The Real Housewives of Philadelphia
“It's five of the funniest women in Philadelphia comedy portraying five of the most awful, materialistic, and self-centered human beings ever to walk the planet. It is like watching a beautiful unicorn with diarrhea jump over a rotting pumpkin stuffed with money."
That’s a money quote from Alexis Simpson, one of the five stars of The Real Housewives of Philadelphia, an improv comedy show that spoofs the (in)famous Bravo television shows depicting rich socialites from a variety of cities much more vapid than our own.
For those who aren’t familiar, improv is short-hand for “improvisational.” At most improv shows, the performers ask the audience for a suggestion and then begin to riff. With “The Real Housewives of Philadelphia,” the girls ask the audience for a suggested title of the “episode” which is about to unfold.
At their debut performance, the characters spun a plot about a depressive Old City resident hoping to host a fundraising gala that would impress people who need to be impressed. Along the way there were petty jealousies, personal sabotage and the general awfulness that we regularly see on reality TV shows.
And while The Real Housewives of Philadelphia is absolutely hilarious, it also does have a pretty insightful subtext about life in the post-Real World age.
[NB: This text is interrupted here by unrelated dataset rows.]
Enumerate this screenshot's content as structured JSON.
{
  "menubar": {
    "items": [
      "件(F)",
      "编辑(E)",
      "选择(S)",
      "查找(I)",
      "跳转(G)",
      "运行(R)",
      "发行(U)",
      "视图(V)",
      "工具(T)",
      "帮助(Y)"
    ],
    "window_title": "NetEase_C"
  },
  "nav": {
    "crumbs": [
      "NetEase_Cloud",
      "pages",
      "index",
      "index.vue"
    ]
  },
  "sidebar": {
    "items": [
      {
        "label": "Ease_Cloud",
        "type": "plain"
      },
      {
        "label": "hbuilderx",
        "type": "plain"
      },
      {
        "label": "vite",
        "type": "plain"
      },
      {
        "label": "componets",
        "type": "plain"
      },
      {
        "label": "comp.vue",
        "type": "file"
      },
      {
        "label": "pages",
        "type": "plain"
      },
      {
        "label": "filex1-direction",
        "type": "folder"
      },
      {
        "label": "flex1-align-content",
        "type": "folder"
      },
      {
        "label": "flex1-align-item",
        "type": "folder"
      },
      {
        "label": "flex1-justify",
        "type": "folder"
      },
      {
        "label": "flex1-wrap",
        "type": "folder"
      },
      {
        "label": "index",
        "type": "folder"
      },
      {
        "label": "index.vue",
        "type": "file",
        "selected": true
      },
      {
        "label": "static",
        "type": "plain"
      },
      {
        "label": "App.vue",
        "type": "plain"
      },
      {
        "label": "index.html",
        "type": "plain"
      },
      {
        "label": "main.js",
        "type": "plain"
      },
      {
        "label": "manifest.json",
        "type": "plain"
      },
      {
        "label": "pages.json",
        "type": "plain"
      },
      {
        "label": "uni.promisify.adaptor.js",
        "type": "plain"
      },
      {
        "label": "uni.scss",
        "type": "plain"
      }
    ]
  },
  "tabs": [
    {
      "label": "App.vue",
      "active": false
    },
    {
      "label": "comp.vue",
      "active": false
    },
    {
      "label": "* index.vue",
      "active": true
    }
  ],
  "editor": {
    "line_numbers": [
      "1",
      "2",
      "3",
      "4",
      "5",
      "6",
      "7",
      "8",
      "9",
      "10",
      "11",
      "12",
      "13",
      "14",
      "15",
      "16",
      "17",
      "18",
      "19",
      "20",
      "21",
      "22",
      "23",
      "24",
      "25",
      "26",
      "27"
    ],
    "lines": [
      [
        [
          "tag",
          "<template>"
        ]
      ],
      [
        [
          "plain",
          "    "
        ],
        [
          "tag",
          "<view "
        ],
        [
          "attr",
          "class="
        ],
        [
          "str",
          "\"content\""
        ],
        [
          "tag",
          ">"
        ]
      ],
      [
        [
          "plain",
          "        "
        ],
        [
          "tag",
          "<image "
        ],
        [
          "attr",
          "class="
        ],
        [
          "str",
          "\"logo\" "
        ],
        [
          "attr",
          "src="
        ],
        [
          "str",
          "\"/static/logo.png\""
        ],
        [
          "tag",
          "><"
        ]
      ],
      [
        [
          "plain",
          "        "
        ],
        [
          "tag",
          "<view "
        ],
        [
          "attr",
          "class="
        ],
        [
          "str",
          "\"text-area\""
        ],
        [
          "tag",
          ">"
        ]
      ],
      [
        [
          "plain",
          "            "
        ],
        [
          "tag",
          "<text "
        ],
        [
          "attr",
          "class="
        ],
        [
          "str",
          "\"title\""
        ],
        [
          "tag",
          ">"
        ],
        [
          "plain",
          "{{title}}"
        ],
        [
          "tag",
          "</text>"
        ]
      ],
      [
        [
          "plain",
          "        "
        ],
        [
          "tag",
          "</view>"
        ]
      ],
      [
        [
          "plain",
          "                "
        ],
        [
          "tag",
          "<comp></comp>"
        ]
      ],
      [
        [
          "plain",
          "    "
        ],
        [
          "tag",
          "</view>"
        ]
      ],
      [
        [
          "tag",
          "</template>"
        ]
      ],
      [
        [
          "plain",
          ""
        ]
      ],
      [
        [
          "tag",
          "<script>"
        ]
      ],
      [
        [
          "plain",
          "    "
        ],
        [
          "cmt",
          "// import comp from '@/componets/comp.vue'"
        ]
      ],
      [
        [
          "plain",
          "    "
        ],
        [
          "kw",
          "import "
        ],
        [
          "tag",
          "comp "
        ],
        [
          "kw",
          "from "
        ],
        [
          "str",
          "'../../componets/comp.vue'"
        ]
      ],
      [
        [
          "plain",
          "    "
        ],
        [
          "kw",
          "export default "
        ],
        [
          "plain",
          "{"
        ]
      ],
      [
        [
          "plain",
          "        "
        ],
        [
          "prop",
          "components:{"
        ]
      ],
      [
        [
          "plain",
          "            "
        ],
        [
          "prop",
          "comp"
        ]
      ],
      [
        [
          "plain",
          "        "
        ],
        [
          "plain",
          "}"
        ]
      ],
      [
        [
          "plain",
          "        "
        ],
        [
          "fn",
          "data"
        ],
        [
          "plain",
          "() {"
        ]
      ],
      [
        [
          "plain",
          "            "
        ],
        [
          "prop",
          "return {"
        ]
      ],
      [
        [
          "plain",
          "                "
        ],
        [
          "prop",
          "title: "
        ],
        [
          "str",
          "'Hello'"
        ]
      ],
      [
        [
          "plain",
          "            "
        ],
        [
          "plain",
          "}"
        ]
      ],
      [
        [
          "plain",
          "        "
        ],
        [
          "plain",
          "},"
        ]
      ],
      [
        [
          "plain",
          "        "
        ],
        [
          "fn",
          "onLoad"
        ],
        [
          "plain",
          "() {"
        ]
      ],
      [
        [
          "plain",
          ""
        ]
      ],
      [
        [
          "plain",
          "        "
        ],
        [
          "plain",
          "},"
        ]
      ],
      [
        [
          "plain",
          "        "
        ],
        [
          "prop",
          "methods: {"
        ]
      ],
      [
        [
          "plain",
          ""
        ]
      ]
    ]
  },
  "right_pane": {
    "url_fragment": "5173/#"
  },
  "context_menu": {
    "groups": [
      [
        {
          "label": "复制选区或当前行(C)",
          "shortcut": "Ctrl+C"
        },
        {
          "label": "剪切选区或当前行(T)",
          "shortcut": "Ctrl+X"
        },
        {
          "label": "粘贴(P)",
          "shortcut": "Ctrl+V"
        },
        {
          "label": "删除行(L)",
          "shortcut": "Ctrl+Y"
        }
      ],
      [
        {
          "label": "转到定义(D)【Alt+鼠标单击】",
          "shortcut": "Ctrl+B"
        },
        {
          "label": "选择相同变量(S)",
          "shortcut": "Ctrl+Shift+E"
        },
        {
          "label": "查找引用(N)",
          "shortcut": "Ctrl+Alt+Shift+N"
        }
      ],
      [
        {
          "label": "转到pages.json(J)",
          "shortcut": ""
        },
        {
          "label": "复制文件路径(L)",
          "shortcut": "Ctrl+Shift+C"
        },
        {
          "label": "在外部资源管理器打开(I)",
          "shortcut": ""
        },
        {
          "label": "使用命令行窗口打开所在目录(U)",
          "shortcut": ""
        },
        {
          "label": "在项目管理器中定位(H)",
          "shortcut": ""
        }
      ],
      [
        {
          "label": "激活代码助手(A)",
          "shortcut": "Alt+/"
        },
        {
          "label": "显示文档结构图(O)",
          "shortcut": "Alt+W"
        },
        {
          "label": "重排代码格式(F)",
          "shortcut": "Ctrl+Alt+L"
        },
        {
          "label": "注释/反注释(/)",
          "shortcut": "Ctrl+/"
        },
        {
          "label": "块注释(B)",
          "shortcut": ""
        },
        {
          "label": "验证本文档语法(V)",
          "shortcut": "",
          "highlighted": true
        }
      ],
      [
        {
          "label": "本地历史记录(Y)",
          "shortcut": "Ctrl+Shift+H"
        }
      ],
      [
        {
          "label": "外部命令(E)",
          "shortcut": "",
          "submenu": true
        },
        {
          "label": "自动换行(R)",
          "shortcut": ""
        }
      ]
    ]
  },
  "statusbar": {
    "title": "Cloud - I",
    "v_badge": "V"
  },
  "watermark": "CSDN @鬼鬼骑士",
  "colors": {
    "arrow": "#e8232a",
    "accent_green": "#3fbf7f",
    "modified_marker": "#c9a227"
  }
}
“I think it's uniquely American to believe that fame and fortune are just around the corner and that once fame and fortune are achieved, you will be happy forever. Reality television reinforces that falsehood. You can have a house like the stars on Cribs! You could be Paris Hilton's new BFF! You could be chosen by the Bachelor and find love AND a million dollars! And then all your problems will be solved,” Simpson said. “One of the things I like about the Real Housewives TV series is that it reminds me that money will not solve my problems. These women have so much, and they aren't any happier than I am."
So, who are Philly’s Real Housewives? There’s Ivanka, a Russian émigré who lives in The Great Northeast who claims that, “Cottman Avenue is my playground.” And Deenie, a pretentious professor who lives in University City and is an expert at the backhanded compliment. Plus Kitten, the standard South Jerseyan, complete with big hair and a sour attitude. And Veronica, the self-involved sad sack who spends all her drizzly afternoons in random Old City coffee shops. And finally, there’s also Maria, a family-obsessed South Philly native who no doubt understands the meaning of “2 Street.”
But for the many fans/haters of the Bravo shows, they’ll recognize what they’re watching.
“The Philadlephia housewives are heavily influenced by the women featured on the show. I think you could look at any of the characters and you would recognize something from the Bravo series. For example, a recurring trait I've spotted is the delusion some of the wives have that they are above the pettiness of social climbing or material things,” Simpson said. “Lady, if you're not really into the whole New York socialite scene, why are you on a cable reality show party-hopping and gossiping about Page Six HILARIOUS!"